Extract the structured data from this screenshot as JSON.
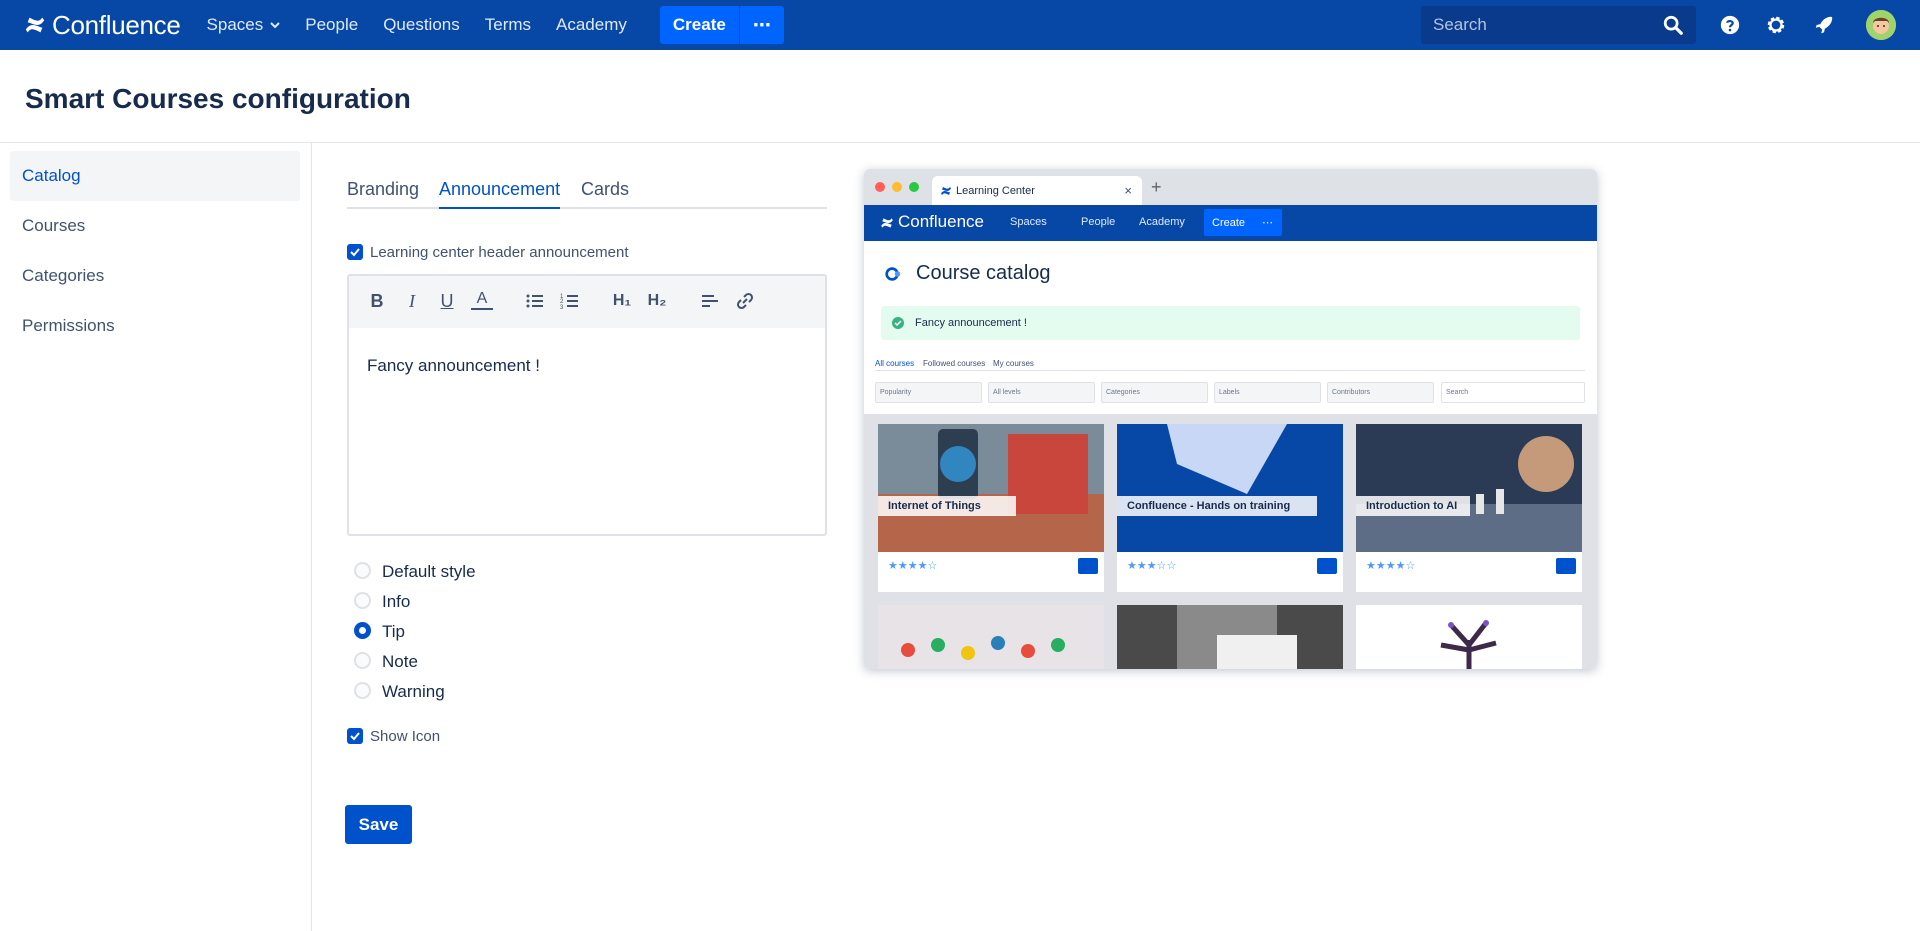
{
  "nav": {
    "logo": "Confluence",
    "spaces": "Spaces",
    "people": "People",
    "questions": "Questions",
    "terms": "Terms",
    "academy": "Academy",
    "create": "Create",
    "more": "⋯",
    "search_placeholder": "Search"
  },
  "page_title": "Smart Courses configuration",
  "sidebar": {
    "items": [
      {
        "label": "Catalog",
        "active": true
      },
      {
        "label": "Courses"
      },
      {
        "label": "Categories"
      },
      {
        "label": "Permissions"
      }
    ]
  },
  "tabs": [
    "Branding",
    "Announcement",
    "Cards"
  ],
  "active_tab": "Announcement",
  "form": {
    "header_announcement_label": "Learning center header announcement",
    "header_announcement_checked": true,
    "editor_content": "Fancy announcement !",
    "styles": [
      "Default style",
      "Info",
      "Tip",
      "Note",
      "Warning"
    ],
    "selected_style": "Tip",
    "show_icon_label": "Show Icon",
    "show_icon_checked": true,
    "save": "Save"
  },
  "toolbar": {
    "bold": "B",
    "italic": "I",
    "underline": "U",
    "text_color": "A",
    "h1": "H₁",
    "h2": "H₂"
  },
  "preview": {
    "browser_tab": "Learning Center",
    "tab_close": "×",
    "new_tab": "+",
    "logo": "Confluence",
    "nav_spaces": "Spaces",
    "nav_people": "People",
    "nav_academy": "Academy",
    "nav_create": "Create",
    "nav_more": "⋯",
    "title": "Course catalog",
    "announcement": "Fancy announcement !",
    "subtabs": [
      "All courses",
      "Followed courses",
      "My courses"
    ],
    "filters": [
      "Popularity",
      "All levels",
      "Categories",
      "Labels",
      "Contributors",
      "Search"
    ],
    "cards": [
      {
        "title": "Internet of Things",
        "rating": "★★★★☆"
      },
      {
        "title": "Confluence - Hands on training",
        "rating": "★★★☆☆"
      },
      {
        "title": "Introduction to AI",
        "rating": "★★★★☆"
      }
    ],
    "colors": {
      "nav": "#0747a6",
      "announcement_bg": "#e3fcef",
      "tip_icon": "#36b37e"
    }
  },
  "colors": {
    "brand": "#0747a6",
    "accent": "#0052cc",
    "button": "#0065ff"
  }
}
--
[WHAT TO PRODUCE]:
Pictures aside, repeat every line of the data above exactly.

[SOLUTION]:
Extract the structured data from this screenshot as JSON.
{
  "nav": {
    "logo": "Confluence",
    "spaces": "Spaces",
    "people": "People",
    "questions": "Questions",
    "terms": "Terms",
    "academy": "Academy",
    "create": "Create",
    "more": "⋯",
    "search_placeholder": "Search"
  },
  "page_title": "Smart Courses configuration",
  "sidebar": {
    "items": [
      {
        "label": "Catalog",
        "active": true
      },
      {
        "label": "Courses"
      },
      {
        "label": "Categories"
      },
      {
        "label": "Permissions"
      }
    ]
  },
  "tabs": [
    "Branding",
    "Announcement",
    "Cards"
  ],
  "active_tab": "Announcement",
  "form": {
    "header_announcement_label": "Learning center header announcement",
    "header_announcement_checked": true,
    "editor_content": "Fancy announcement !",
    "styles": [
      "Default style",
      "Info",
      "Tip",
      "Note",
      "Warning"
    ],
    "selected_style": "Tip",
    "show_icon_label": "Show Icon",
    "show_icon_checked": true,
    "save": "Save"
  },
  "toolbar": {
    "bold": "B",
    "italic": "I",
    "underline": "U",
    "text_color": "A",
    "h1": "H₁",
    "h2": "H₂"
  },
  "preview": {
    "browser_tab": "Learning Center",
    "tab_close": "×",
    "new_tab": "+",
    "logo": "Confluence",
    "nav_spaces": "Spaces",
    "nav_people": "People",
    "nav_academy": "Academy",
    "nav_create": "Create",
    "nav_more": "⋯",
    "title": "Course catalog",
    "announcement": "Fancy announcement !",
    "subtabs": [
      "All courses",
      "Followed courses",
      "My courses"
    ],
    "filters": [
      "Popularity",
      "All levels",
      "Categories",
      "Labels",
      "Contributors",
      "Search"
    ],
    "cards": [
      {
        "title": "Internet of Things",
        "rating": "★★★★☆"
      },
      {
        "title": "Confluence - Hands on training",
        "rating": "★★★☆☆"
      },
      {
        "title": "Introduction to AI",
        "rating": "★★★★☆"
      }
    ],
    "colors": {
      "nav": "#0747a6",
      "announcement_bg": "#e3fcef",
      "tip_icon": "#36b37e"
    }
  },
  "colors": {
    "brand": "#0747a6",
    "accent": "#0052cc",
    "button": "#0065ff"
  }
}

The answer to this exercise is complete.